Moments of play
When your cat’s tail fluffs up and doubles its size, it’s experiencing a phenomenon known as piloerection. Tiny muscles in the skin at the base of hair follicles contract and make the hair appear to be standing on end. When it happens in humans, we refer to it as getting goosebumps.
Just like in humans, this reaction is involuntary and can be brought on for many reasons, both physical and psychological. Have you ever been so excited that you’ve gotten goosebumps? The same can happen in felines at play, causing them to get puffy tails that curl like question marks. A very giddy cat may even shake his or her tail like a rattle, which is a lot like giggling.
Moments of anger and fear
Just as a bear rears up on its hind legs to make itself seem larger, cats puff out their tails and arch their backs when they’re frightened in an effort to make themselves seem bigger than they are. Coupled with an ear splitting screech, this display can startle an intruder long enough for kitty to make a quick escape. Likewise, a cat who is severely agitated will often give a warning by making him or herself seem larger. You may also notice a ridge of fur standing up like a razor along the spine.
Whether your cat “laughs” along with you with a fluffy, quivering tail or surprises you with a big poofy warning, be sure to discuss it with your pet sitter! Our sitters are always mindful of your cat’s emotional state. Drop us a line today!

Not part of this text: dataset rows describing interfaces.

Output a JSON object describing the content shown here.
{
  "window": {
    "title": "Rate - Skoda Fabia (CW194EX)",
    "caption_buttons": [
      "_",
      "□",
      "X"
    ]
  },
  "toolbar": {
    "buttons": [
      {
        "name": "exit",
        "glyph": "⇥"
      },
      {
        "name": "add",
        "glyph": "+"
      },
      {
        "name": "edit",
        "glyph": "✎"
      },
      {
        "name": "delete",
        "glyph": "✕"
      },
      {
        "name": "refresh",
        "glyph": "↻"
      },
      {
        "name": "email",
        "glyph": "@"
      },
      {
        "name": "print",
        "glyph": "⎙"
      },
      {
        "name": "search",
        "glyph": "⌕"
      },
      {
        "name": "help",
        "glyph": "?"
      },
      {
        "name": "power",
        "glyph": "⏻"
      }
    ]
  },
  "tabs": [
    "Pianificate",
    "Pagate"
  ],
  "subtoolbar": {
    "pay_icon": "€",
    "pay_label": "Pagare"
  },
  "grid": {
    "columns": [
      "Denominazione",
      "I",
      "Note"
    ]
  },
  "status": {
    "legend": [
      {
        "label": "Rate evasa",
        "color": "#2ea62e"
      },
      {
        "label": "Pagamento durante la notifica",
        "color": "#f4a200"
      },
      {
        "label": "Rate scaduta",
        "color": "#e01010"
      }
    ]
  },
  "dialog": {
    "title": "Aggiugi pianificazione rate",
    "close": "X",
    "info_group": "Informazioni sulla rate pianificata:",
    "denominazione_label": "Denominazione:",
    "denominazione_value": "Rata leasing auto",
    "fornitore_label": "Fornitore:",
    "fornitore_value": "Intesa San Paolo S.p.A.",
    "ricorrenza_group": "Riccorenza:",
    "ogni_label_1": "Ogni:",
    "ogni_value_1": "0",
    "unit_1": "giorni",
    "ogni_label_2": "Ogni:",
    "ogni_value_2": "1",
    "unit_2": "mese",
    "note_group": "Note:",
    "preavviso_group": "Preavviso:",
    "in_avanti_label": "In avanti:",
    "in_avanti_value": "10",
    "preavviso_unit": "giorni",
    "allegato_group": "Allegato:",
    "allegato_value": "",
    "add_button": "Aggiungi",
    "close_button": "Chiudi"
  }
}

Candace Elise Hoes is a pet sitter and blogger at Katie’s Kitty. She is a graduate of the MFA Writing Program at California College of the Arts.
Photo by blhphotography on flickr.